The answer is to make earmarks more transparent and open and to hold Congressmen accountable for bad ones, not to get rid of them entirely. Right now, Congressmen just lobbying behind closed doors to try to convince bureaucrats to funnel money to their district. Why not just let Congressman do it openly and directly?

How to Fix Congress, part 1

As I discussed in my last post, the curious thing about American politics is that the majority party (almost) always needs the help of the minority party to implement absolutely anything, while it is normally in the interests of the minority party to make sure that the majority party fails. This paradox results in gridlock as a political system built on cooperation runs into political parties that are currently built on rigid, ideological opposition to the other. So how do we fix this? I am planning a three- or four-part series advocating simple, easily implemented reforms that have a precedent in American politics. The goals of the reforms, like the problems they are meant to solve, are two-pronged: to make Congress more effective by requiring less cooperation between increasingly opposed parties and to reduce partisanship in Congress.

Two of the best ways to reform the House of Representatives would be to lengthen the terms of Congressmen from two to four years to get rid of the endless campaign cycle, and to eliminate the process of gerrymandering, whereby liberal politicians pack their districts with liberals and vice versa for conservatives.

Politicians generally need time to breathe and to get down to the hard work of legislating after a campaign. The public also needs time to digest their politicians’ work and respond to it. Our current system forces US representatives to begin raising money, pandering to special interests and looking for ways to score cheap political points almost immediately after they win their election. Two years is a very short time in politics, and when legislators constantly have the next election in the back of their mind, they may prove unwilling to take a politically unpopular stance that is nevertheless good for the country. Quick elections also mean that Representatives must constantly be raising campaign contributions, distracting from their job of public service and putting them at the mercy of their big donors. More infrequent elections mean that members are less vulnerable to the corporate slush funds and superPACs that now dominate our elections.

Ending gerrymandering should be a no-brainer. In most states, politicians fiddle with political district lines to do their best to deny voters the right to choose their legislator. Its the ultimate case of politicians choosing their voters instead of voters choosing their politicians. Gerrymandering has made it so that the majority of Congressmen are never in danger of losing their seats. Most districts in America are either soooo conservative or soooo liberal that there is never any doubt as to who is going to win an election. Here’s a primer on gerrymandering. Gerrymandering also causes some really lopsided results.

Let’s use Florida, one of the most politically moderate states in the nation, as an example. Because Florida Republicans have been so successful in cheating their citizens out of their votes, the Florida Congressional delegation is made up of 20 Republicans and 7 Democrats. Florida’s Republican politicians have made it so that one of the most notorious swing states in the nation has to send more Republicans to Congress than Democrats, no matter what. The same thing has happened in Texas. You could use Massachusetts or North Carolina as somewhat less egregious examples of Democrats doing the same.

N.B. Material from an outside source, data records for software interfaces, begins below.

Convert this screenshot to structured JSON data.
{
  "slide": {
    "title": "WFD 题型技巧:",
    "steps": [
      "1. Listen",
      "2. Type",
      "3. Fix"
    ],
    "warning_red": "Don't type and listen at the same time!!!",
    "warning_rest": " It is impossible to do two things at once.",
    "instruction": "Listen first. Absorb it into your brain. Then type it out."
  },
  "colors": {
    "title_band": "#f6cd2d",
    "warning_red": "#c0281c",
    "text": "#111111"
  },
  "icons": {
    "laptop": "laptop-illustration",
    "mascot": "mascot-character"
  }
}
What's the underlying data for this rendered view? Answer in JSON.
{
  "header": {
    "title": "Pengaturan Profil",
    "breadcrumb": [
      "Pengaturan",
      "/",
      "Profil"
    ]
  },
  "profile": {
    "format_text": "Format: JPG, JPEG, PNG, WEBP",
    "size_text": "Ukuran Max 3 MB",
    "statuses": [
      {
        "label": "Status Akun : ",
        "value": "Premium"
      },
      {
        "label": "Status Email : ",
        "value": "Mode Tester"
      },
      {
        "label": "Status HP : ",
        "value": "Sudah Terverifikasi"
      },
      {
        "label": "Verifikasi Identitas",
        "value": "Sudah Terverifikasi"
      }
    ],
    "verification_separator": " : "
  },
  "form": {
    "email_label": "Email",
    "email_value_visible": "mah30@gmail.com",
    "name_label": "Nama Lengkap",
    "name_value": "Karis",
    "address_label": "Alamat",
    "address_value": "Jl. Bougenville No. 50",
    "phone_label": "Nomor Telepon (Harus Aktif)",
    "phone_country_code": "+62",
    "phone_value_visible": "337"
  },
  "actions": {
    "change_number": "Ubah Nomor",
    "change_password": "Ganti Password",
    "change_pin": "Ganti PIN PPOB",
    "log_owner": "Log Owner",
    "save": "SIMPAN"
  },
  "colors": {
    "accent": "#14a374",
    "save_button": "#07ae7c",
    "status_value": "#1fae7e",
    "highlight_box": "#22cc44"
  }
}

The simplest way to solve this is to have independent commissions of judges or private citizens draw district lines without any considerations of party or the residences of lawmakers. Several states do this already and as we can see from California’s experience this year, doing so results in more competitive seats and less political favoritism. Independent commissions should be adopted across the country to make our districts more fair and to give voters a choice when they go into the ballot box.